> [Supplied records]
--- START ---
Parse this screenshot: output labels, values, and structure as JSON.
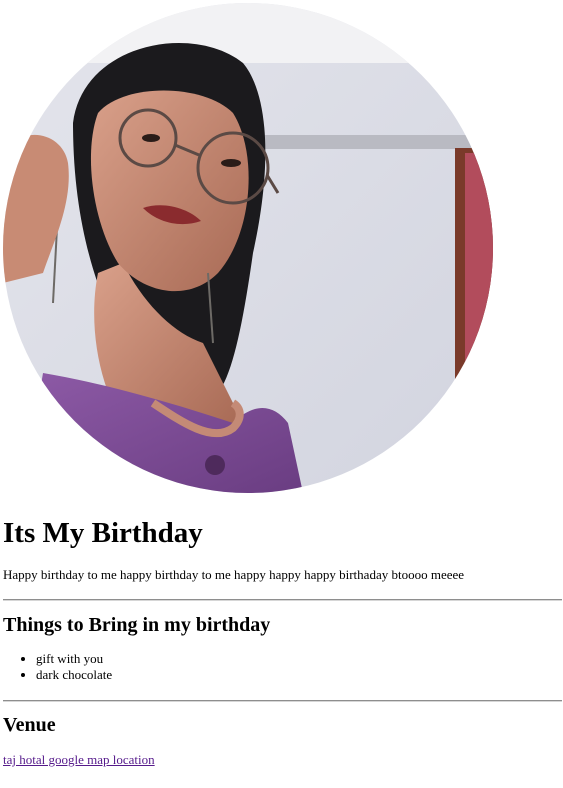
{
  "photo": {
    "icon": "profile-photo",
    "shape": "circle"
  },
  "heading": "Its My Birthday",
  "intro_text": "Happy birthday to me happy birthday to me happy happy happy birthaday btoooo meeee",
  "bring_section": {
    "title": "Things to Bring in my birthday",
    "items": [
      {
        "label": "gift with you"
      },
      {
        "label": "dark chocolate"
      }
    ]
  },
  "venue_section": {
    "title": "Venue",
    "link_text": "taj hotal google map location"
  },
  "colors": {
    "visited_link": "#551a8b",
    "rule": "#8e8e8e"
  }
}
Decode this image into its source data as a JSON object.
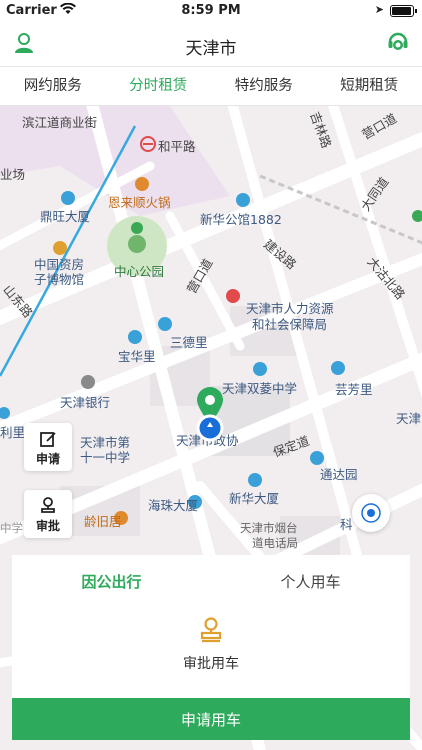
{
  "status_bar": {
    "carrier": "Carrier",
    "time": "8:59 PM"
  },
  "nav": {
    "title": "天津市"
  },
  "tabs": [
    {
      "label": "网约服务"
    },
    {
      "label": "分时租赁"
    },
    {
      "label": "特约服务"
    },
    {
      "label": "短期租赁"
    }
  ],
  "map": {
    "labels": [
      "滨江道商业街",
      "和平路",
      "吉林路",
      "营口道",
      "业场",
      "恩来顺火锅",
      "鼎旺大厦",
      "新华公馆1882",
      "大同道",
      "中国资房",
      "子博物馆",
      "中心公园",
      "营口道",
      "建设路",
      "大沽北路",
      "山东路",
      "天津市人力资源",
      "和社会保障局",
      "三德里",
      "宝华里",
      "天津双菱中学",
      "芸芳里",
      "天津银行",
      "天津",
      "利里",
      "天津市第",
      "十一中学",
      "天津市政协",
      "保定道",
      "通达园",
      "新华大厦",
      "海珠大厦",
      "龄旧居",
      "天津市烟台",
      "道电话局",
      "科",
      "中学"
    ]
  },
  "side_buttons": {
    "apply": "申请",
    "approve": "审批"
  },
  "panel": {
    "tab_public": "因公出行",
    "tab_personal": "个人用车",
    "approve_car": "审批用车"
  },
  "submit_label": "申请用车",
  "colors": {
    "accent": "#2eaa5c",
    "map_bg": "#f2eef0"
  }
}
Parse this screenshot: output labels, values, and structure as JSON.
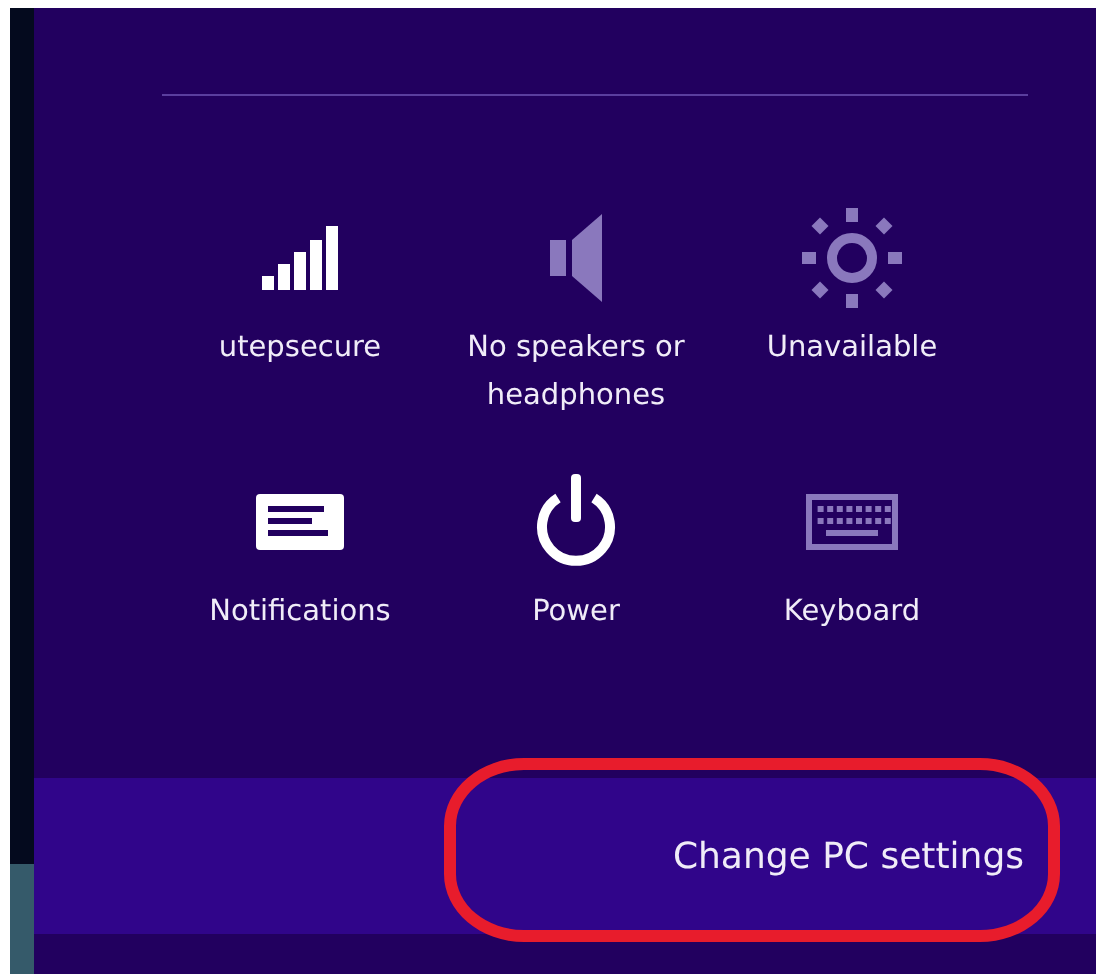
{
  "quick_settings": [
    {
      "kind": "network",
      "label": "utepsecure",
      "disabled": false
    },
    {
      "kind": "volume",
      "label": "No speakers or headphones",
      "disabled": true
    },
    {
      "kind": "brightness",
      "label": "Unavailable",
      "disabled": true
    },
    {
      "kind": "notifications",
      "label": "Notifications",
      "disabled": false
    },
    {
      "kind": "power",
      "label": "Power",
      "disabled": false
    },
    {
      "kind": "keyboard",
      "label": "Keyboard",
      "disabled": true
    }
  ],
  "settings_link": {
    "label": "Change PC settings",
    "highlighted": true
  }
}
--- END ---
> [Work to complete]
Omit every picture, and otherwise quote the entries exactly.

> [Expected answer]
Parse this screenshot: output labels, values, and structure as JSON.
{
  "photo": {
    "icon": "profile-photo",
    "shape": "circle"
  },
  "heading": "Its My Birthday",
  "intro_text": "Happy birthday to me happy birthday to me happy happy happy birthaday btoooo meeee",
  "bring_section": {
    "title": "Things to Bring in my birthday",
    "items": [
      {
        "label": "gift with you"
      },
      {
        "label": "dark chocolate"
      }
    ]
  },
  "venue_section": {
    "title": "Venue",
    "link_text": "taj hotal google map location"
  },
  "colors": {
    "visited_link": "#551a8b",
    "rule": "#8e8e8e"
  }
}
Decode this image into its source data as a JSON object.
{
  "status_bar": {
    "carrier": "Carrier",
    "time": "8:59 PM"
  },
  "nav": {
    "title": "天津市"
  },
  "tabs": [
    {
      "label": "网约服务"
    },
    {
      "label": "分时租赁"
    },
    {
      "label": "特约服务"
    },
    {
      "label": "短期租赁"
    }
  ],
  "map": {
    "labels": [
      "滨江道商业街",
      "和平路",
      "吉林路",
      "营口道",
      "业场",
      "恩来顺火锅",
      "鼎旺大厦",
      "新华公馆1882",
      "大同道",
      "中国资房",
      "子博物馆",
      "中心公园",
      "营口道",
      "建设路",
      "大沽北路",
      "山东路",
      "天津市人力资源",
      "和社会保障局",
      "三德里",
      "宝华里",
      "天津双菱中学",
      "芸芳里",
      "天津银行",
      "天津",
      "利里",
      "天津市第",
      "十一中学",
      "天津市政协",
      "保定道",
      "通达园",
      "新华大厦",
      "海珠大厦",
      "龄旧居",
      "天津市烟台",
      "道电话局",
      "科",
      "中学"
    ]
  },
  "side_buttons": {
    "apply": "申请",
    "approve": "审批"
  },
  "panel": {
    "tab_public": "因公出行",
    "tab_personal": "个人用车",
    "approve_car": "审批用车"
  },
  "submit_label": "申请用车",
  "colors": {
    "accent": "#2eaa5c",
    "map_bg": "#f2eef0"
  }
}
Parse this screenshot: output labels, values, and structure as JSON.
{
  "quick_settings": [
    {
      "kind": "network",
      "label": "utepsecure",
      "disabled": false
    },
    {
      "kind": "volume",
      "label": "No speakers or headphones",
      "disabled": true
    },
    {
      "kind": "brightness",
      "label": "Unavailable",
      "disabled": true
    },
    {
      "kind": "notifications",
      "label": "Notifications",
      "disabled": false
    },
    {
      "kind": "power",
      "label": "Power",
      "disabled": false
    },
    {
      "kind": "keyboard",
      "label": "Keyboard",
      "disabled": true
    }
  ],
  "settings_link": {
    "label": "Change PC settings",
    "highlighted": true
  }
}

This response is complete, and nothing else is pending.